→ Required work:
Find the lines below that contain the string "name". Copy each one.

━━━━━━━━━━━━━━━━

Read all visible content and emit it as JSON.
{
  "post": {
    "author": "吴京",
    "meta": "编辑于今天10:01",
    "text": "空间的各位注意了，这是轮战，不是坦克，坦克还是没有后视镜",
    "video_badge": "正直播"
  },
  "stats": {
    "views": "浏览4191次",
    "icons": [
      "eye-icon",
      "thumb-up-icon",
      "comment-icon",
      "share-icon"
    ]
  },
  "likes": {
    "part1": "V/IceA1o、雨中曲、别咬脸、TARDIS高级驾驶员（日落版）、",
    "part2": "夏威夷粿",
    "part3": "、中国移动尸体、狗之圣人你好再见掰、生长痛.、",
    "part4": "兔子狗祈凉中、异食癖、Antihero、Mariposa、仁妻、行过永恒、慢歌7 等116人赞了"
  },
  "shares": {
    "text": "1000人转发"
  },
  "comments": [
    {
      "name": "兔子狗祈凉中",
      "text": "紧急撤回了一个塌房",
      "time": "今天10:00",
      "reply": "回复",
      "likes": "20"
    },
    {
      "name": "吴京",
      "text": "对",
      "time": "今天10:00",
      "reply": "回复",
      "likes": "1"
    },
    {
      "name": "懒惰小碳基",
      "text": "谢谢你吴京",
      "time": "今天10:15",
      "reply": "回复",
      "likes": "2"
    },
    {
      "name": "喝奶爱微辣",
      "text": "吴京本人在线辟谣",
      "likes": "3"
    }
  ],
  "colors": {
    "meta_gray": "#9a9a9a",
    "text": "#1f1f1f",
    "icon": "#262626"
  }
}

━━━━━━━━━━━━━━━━

→ Expected output:
      "name": "兔子狗祈凉中",
      "name": "吴京",
      "name": "懒惰小碳基",
      "name": "喝奶爱微辣",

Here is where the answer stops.